In short, what limits taxes in a democracy is low income inequality. If the worker majority are rewarded with a fair amount of the income that they produce for the ownership class, they will not impose confiscatory taxes on the ownership class because confiscatory taxes on the ownership class simply won't accomplish anything. It is only when the ownership class decides to get greedy and grab 49% of the assets of the nation despite being only 1% of the nation's population that suddenly they have to worry about confiscatory taxes being levied against them by the working majority -- at which point I have to say, they have nobody to blame but themselves, yo.

BTW, this is also why the worker majority won't award themselves unlimited welfare -- they'd have to tax themselves to provide it, so what's the point? -- but that's another right wing anti-democracy talking point to destroy at some point in the future.

-- Badtux the Democracy Penguin


The Walkabouts, one of America's most-ignored bands despite creating great music for three decades now, had their best shot at stardom on January 1, 1993 when they released their album New West Hotel. Unfortunately, another band had released their new album in 1992, and New West Hotel sounded nothing like that other band's album. It sank like a stone. Uhm, that other album. That was Nirvana, Nevermind.

So anyhow: This is "Long Time Here" off of New West Hotel by The Walkabouts. Enjoy.

-- Badtux the Music Penguin

Friends in high places

I got friends in high places. Of course, sitting on the fireplace mantle, I'm a bit high off the ground too...

-- Badtux the Cat-owned Penguin

Thursday, September 01, 2011

That book

I suppose I should say something about that book. You know, THAT book. The one released by Dear Former Real Leader Darth "I'm a Dick" Cheney? Thing is, I haven't read it. I've been told that he admits, even gloats, about war crimes in it. I've been told that he gloats about being in charge for the first six years of the GWB Presidency. But based on this review, the fundamental problem with the book is that Dick Cheney tries to prove he's human, and instead proves he's a lizard person from Planet Sociopath -- a fact which we already knew. So why should I bother reading it? Maybe I'll pick it up for 80% off in the remainder bin a few weeks from now. Or maybe not. I have better things to do, after all. Like watching the grass grow. Or viewing kitty porn on YouTube. Or even just staring at the ceiling, for cryin' out loud, probably more entertaining than dousing myself into the sewer that is Dick Cheney's soul.

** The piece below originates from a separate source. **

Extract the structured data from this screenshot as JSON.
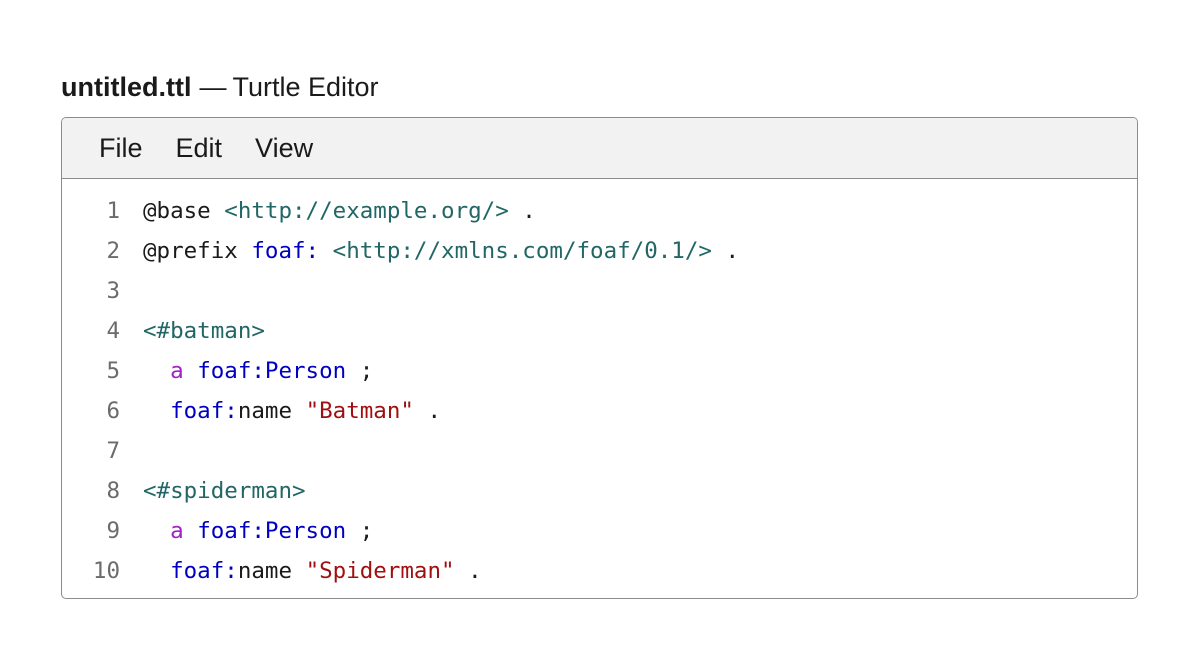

-- Badtux the Snarky Penguin

Thought for the day

Taxes are the price we pay for civilization.

-- Badtux the Shorter Penguin
Funny how an entire long diatribe of mine can be summarized in one sentence, eh?

The bandit and the Judas

A young Emmylou Harris in 1977, covering Townes van Zandt's classic "Pancho and Lefty". This is one of the songs I cover myself, because it's a classic.

Here's a couple more versions:

The Willie Nelson / Waylon Jennings version was the one that made the song somewhat famous, and kept Townes in booze for several years.

And Townes himself, only four years before the end. He can't hit the high notes anymore, but his cracked voice full of the sadness of the world still fits the song so well...

-- Badtux the Music Penguin